▸ **How to complete this task**:
Output the material exactly, with every line intact.

▸ **Source information**:
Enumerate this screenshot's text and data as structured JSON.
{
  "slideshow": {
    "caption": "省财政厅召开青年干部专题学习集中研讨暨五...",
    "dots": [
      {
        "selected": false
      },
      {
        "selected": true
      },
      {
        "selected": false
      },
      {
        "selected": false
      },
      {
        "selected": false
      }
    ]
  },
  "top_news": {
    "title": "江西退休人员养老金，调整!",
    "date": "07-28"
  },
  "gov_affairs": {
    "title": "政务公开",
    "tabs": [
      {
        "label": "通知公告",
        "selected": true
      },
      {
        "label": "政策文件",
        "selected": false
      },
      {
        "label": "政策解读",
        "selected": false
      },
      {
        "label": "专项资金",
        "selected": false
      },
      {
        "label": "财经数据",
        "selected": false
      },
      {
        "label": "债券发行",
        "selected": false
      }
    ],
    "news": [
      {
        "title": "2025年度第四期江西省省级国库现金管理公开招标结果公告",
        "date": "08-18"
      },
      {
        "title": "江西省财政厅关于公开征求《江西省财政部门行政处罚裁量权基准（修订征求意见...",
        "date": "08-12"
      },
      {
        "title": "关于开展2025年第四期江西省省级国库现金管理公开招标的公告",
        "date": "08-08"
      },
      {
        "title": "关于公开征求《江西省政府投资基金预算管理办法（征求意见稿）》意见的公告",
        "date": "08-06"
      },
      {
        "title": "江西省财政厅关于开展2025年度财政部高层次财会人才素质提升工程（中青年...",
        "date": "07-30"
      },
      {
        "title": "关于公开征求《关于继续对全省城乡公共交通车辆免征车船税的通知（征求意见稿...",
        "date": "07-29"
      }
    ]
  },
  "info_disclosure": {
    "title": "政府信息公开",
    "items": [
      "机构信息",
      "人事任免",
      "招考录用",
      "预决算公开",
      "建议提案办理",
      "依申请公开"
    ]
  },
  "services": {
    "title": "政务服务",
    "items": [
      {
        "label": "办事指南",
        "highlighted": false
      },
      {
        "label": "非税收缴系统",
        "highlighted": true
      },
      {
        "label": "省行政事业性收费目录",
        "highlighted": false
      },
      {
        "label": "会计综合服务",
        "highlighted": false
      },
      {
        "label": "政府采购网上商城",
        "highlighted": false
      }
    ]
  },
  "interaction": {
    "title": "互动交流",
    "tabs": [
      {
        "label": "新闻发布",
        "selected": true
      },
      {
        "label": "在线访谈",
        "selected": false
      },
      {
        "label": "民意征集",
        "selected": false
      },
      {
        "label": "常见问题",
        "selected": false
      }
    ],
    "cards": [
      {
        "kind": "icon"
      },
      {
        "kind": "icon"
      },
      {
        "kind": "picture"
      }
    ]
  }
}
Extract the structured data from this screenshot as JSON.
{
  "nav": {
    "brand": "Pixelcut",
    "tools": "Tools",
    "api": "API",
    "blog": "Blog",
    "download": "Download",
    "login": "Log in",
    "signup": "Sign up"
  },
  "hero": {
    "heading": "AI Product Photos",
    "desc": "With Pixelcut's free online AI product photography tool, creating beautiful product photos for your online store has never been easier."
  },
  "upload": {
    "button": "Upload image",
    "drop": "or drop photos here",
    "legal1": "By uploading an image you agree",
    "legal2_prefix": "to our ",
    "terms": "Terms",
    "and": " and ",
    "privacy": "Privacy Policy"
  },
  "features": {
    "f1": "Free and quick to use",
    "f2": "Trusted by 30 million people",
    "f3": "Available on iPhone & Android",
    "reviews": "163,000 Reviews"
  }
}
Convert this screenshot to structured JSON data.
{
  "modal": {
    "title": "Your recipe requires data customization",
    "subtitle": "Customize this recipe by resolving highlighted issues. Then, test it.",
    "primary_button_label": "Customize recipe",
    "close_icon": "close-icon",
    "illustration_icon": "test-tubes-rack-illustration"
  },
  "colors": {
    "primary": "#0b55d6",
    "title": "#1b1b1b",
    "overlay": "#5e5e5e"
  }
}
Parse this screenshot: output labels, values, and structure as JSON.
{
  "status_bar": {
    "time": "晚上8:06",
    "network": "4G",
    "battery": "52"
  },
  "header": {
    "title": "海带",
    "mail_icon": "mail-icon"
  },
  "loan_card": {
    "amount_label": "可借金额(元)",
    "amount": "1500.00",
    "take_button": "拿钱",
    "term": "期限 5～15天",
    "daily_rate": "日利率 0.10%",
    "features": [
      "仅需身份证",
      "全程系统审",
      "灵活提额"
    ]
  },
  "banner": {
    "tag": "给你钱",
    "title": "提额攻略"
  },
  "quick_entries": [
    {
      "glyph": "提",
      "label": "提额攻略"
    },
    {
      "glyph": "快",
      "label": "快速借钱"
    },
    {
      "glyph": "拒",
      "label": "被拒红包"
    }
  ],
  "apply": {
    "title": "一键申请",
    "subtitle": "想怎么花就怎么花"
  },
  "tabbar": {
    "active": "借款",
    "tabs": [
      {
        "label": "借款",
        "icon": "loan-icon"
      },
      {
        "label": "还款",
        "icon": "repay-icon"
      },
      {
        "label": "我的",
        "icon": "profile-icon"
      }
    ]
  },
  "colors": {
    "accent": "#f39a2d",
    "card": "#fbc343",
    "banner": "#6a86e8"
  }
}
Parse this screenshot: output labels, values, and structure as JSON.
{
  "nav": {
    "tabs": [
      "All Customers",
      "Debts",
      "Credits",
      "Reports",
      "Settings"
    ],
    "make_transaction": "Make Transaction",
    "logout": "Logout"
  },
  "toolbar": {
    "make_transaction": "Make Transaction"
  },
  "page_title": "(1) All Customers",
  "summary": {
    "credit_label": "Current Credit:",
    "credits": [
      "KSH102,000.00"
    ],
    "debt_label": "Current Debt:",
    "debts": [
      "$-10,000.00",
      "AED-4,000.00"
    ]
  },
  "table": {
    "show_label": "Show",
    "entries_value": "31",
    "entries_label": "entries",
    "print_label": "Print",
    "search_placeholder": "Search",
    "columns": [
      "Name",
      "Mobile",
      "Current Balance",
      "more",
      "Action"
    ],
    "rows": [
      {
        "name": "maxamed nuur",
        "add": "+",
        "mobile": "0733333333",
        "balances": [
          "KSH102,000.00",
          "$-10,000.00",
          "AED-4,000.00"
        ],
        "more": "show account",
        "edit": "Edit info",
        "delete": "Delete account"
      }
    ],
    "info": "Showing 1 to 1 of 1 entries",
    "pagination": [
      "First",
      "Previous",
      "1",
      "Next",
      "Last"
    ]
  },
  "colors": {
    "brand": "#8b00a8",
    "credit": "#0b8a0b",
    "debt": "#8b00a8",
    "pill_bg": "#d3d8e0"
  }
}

▸ **Result**:
Enumerate this screenshot's text and data as structured JSON.
{
  "slideshow": {
    "caption": "省财政厅召开青年干部专题学习集中研讨暨五...",
    "dots": [
      {
        "selected": false
      },
      {
        "selected": true
      },
      {
        "selected": false
      },
      {
        "selected": false
      },
      {
        "selected": false
      }
    ]
  },
  "top_news": {
    "title": "江西退休人员养老金，调整!",
    "date": "07-28"
  },
  "gov_affairs": {
    "title": "政务公开",
    "tabs": [
      {
        "label": "通知公告",
        "selected": true
      },
      {
        "label": "政策文件",
        "selected": false
      },
      {
        "label": "政策解读",
        "selected": false
      },
      {
        "label": "专项资金",
        "selected": false
      },
      {
        "label": "财经数据",
        "selected": false
      },
      {
        "label": "债券发行",
        "selected": false
      }
    ],
    "news": [
      {
        "title": "2025年度第四期江西省省级国库现金管理公开招标结果公告",
        "date": "08-18"
      },
      {
        "title": "江西省财政厅关于公开征求《江西省财政部门行政处罚裁量权基准（修订征求意见...",
        "date": "08-12"
      },
      {
        "title": "关于开展2025年第四期江西省省级国库现金管理公开招标的公告",
        "date": "08-08"
      },
      {
        "title": "关于公开征求《江西省政府投资基金预算管理办法（征求意见稿）》意见的公告",
        "date": "08-06"
      },
      {
        "title": "江西省财政厅关于开展2025年度财政部高层次财会人才素质提升工程（中青年...",
        "date": "07-30"
      },
      {
        "title": "关于公开征求《关于继续对全省城乡公共交通车辆免征车船税的通知（征求意见稿...",
        "date": "07-29"
      }
    ]
  },
  "info_disclosure": {
    "title": "政府信息公开",
    "items": [
      "机构信息",
      "人事任免",
      "招考录用",
      "预决算公开",
      "建议提案办理",
      "依申请公开"
    ]
  },
  "services": {
    "title": "政务服务",
    "items": [
      {
        "label": "办事指南",
        "highlighted": false
      },
      {
        "label": "非税收缴系统",
        "highlighted": true
      },
      {
        "label": "省行政事业性收费目录",
        "highlighted": false
      },
      {
        "label": "会计综合服务",
        "highlighted": false
      },
      {
        "label": "政府采购网上商城",
        "highlighted": false
      }
    ]
  },
  "interaction": {
    "title": "互动交流",
    "tabs": [
      {
        "label": "新闻发布",
        "selected": true
      },
      {
        "label": "在线访谈",
        "selected": false
      },
      {
        "label": "民意征集",
        "selected": false
      },
      {
        "label": "常见问题",
        "selected": false
      }
    ],
    "cards": [
      {
        "kind": "icon"
      },
      {
        "kind": "icon"
      },
      {
        "kind": "picture"
      }
    ]
  }
}
Extract the structured data from this screenshot as JSON.
{
  "nav": {
    "brand": "Pixelcut",
    "tools": "Tools",
    "api": "API",
    "blog": "Blog",
    "download": "Download",
    "login": "Log in",
    "signup": "Sign up"
  },
  "hero": {
    "heading": "AI Product Photos",
    "desc": "With Pixelcut's free online AI product photography tool, creating beautiful product photos for your online store has never been easier."
  },
  "upload": {
    "button": "Upload image",
    "drop": "or drop photos here",
    "legal1": "By uploading an image you agree",
    "legal2_prefix": "to our ",
    "terms": "Terms",
    "and": " and ",
    "privacy": "Privacy Policy"
  },
  "features": {
    "f1": "Free and quick to use",
    "f2": "Trusted by 30 million people",
    "f3": "Available on iPhone & Android",
    "reviews": "163,000 Reviews"
  }
}
Convert this screenshot to structured JSON data.
{
  "modal": {
    "title": "Your recipe requires data customization",
    "subtitle": "Customize this recipe by resolving highlighted issues. Then, test it.",
    "primary_button_label": "Customize recipe",
    "close_icon": "close-icon",
    "illustration_icon": "test-tubes-rack-illustration"
  },
  "colors": {
    "primary": "#0b55d6",
    "title": "#1b1b1b",
    "overlay": "#5e5e5e"
  }
}
Parse this screenshot: output labels, values, and structure as JSON.
{
  "status_bar": {
    "time": "晚上8:06",
    "network": "4G",
    "battery": "52"
  },
  "header": {
    "title": "海带",
    "mail_icon": "mail-icon"
  },
  "loan_card": {
    "amount_label": "可借金额(元)",
    "amount": "1500.00",
    "take_button": "拿钱",
    "term": "期限 5～15天",
    "daily_rate": "日利率 0.10%",
    "features": [
      "仅需身份证",
      "全程系统审",
      "灵活提额"
    ]
  },
  "banner": {
    "tag": "给你钱",
    "title": "提额攻略"
  },
  "quick_entries": [
    {
      "glyph": "提",
      "label": "提额攻略"
    },
    {
      "glyph": "快",
      "label": "快速借钱"
    },
    {
      "glyph": "拒",
      "label": "被拒红包"
    }
  ],
  "apply": {
    "title": "一键申请",
    "subtitle": "想怎么花就怎么花"
  },
  "tabbar": {
    "active": "借款",
    "tabs": [
      {
        "label": "借款",
        "icon": "loan-icon"
      },
      {
        "label": "还款",
        "icon": "repay-icon"
      },
      {
        "label": "我的",
        "icon": "profile-icon"
      }
    ]
  },
  "colors": {
    "accent": "#f39a2d",
    "card": "#fbc343",
    "banner": "#6a86e8"
  }
}
Parse this screenshot: output labels, values, and structure as JSON.
{
  "nav": {
    "tabs": [
      "All Customers",
      "Debts",
      "Credits",
      "Reports",
      "Settings"
    ],
    "make_transaction": "Make Transaction",
    "logout": "Logout"
  },
  "toolbar": {
    "make_transaction": "Make Transaction"
  },
  "page_title": "(1) All Customers",
  "summary": {
    "credit_label": "Current Credit:",
    "credits": [
      "KSH102,000.00"
    ],
    "debt_label": "Current Debt:",
    "debts": [
      "$-10,000.00",
      "AED-4,000.00"
    ]
  },
  "table": {
    "show_label": "Show",
    "entries_value": "31",
    "entries_label": "entries",
    "print_label": "Print",
    "search_placeholder": "Search",
    "columns": [
      "Name",
      "Mobile",
      "Current Balance",
      "more",
      "Action"
    ],
    "rows": [
      {
        "name": "maxamed nuur",
        "add": "+",
        "mobile": "0733333333",
        "balances": [
          "KSH102,000.00",
          "$-10,000.00",
          "AED-4,000.00"
        ],
        "more": "show account",
        "edit": "Edit info",
        "delete": "Delete account"
      }
    ],
    "info": "Showing 1 to 1 of 1 entries",
    "pagination": [
      "First",
      "Previous",
      "1",
      "Next",
      "Last"
    ]
  },
  "colors": {
    "brand": "#8b00a8",
    "credit": "#0b8a0b",
    "debt": "#8b00a8",
    "pill_bg": "#d3d8e0"
  }
}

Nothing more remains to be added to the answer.